the forming of a new one. The new system may use the same or different signifying
materials, as in "carnival" as described by Bakhtin. She argued that the novel
particularly exhibited the potential for embodying a "redistribution" of several
different sign systems. "Intertextuality," then, is a specific type of coextension in
which a variety of diverse meanings overlap; it refers to the transposition of one or more
sign systems into another or a "field" of transpositions of many signifying
systems. The novel provides a particularly good space for this phenomenon to occur.
Margaret Smaller conducted this interview in New York City in
1985. It was published in Intertextuality and Contemporary American Fiction. The
translation is by Richard Macicsey. Kristeva speaks lucidly about her well-known notion of
intertextuality, expressing her intellectual debt to Bakhtin's notion of dialogism while
emphasizing that the intersection of voices surrounding an utterance concerns not only the
semantic field but the syntactic and phonic fields. She introduces a psychoanalytic
element into the notion of intertextuality by suggesting that the intertextuality of the
creator and the reader make them "subject-in-process" whose psychic identity is
put into question. Commenting on Nerval, Kristeva then contrasts modern poetry, described
as more openly regressive" and direct, with the modern novel, which is said to result
from a "working-out" of the self. She claims that the modern novel could thus be
seen as a "kind of continuous lay analysis." Other questions have to do with
melancholia (Kristeva was working on Back Sun at the time ot this interview).
Psychoanalysis (which is said to link theory and practice more fortuitously than does
Marxism or political commitment), and the political structure of the United States.

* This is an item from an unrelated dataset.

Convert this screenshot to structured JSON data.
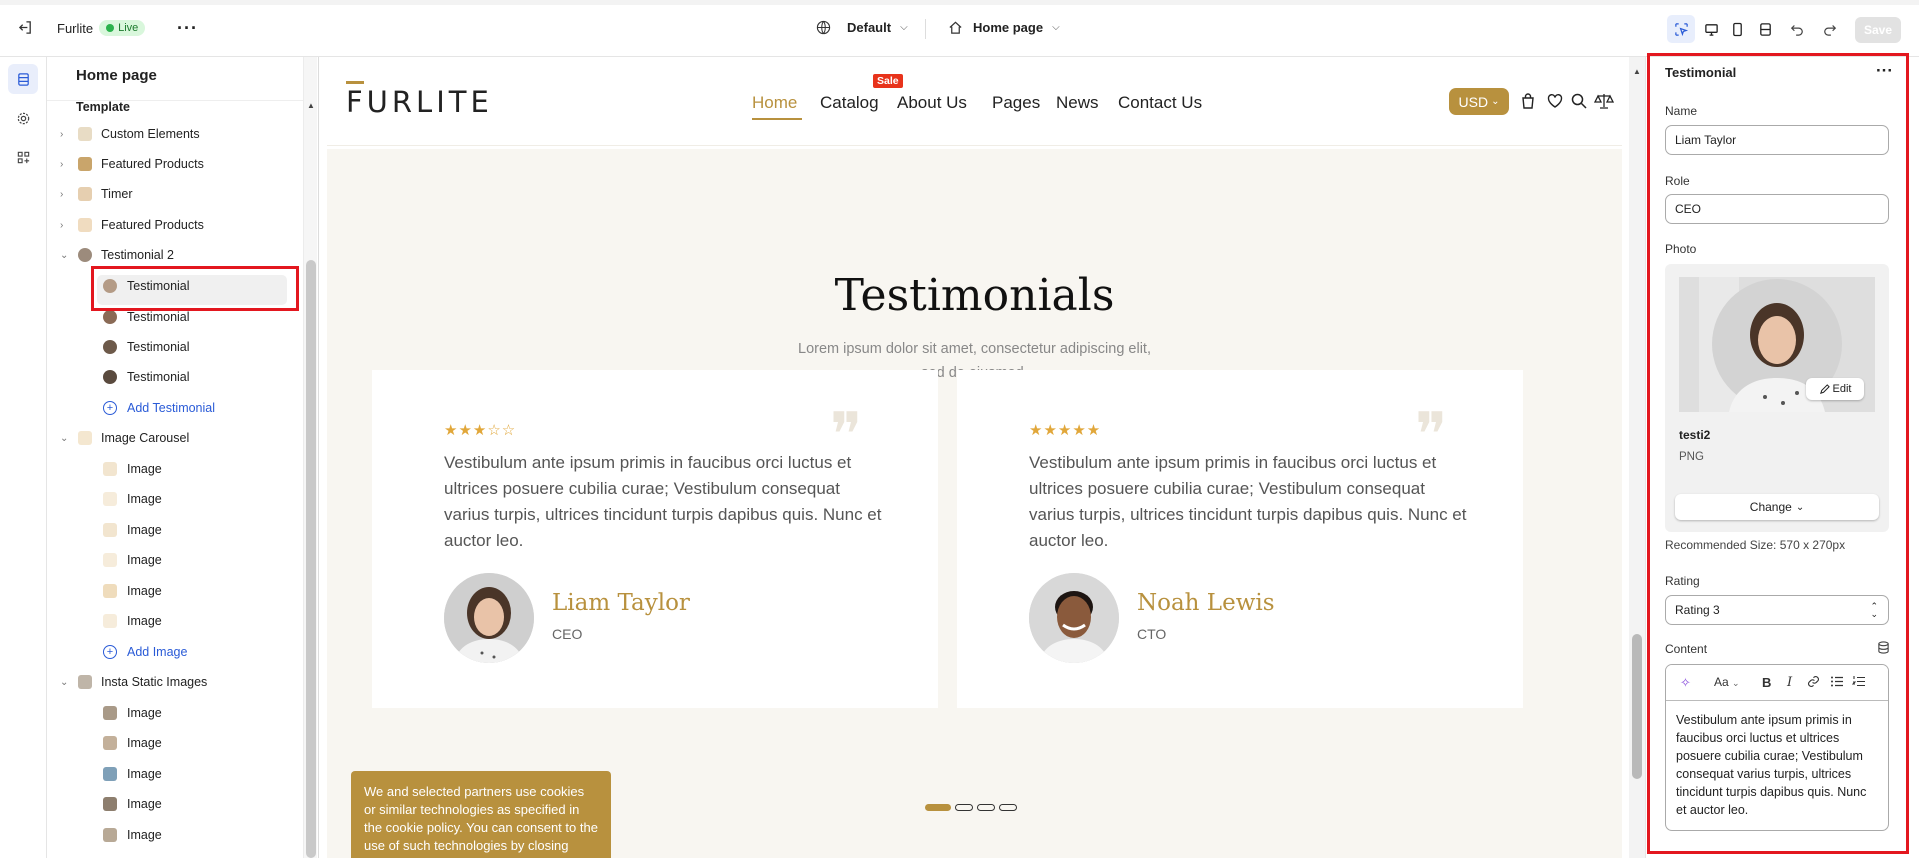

Kristeva concludes by discussing her plans for writing fiction, including the project that
would eventually become The Samurai.
This is an excellent feminist resource website, including the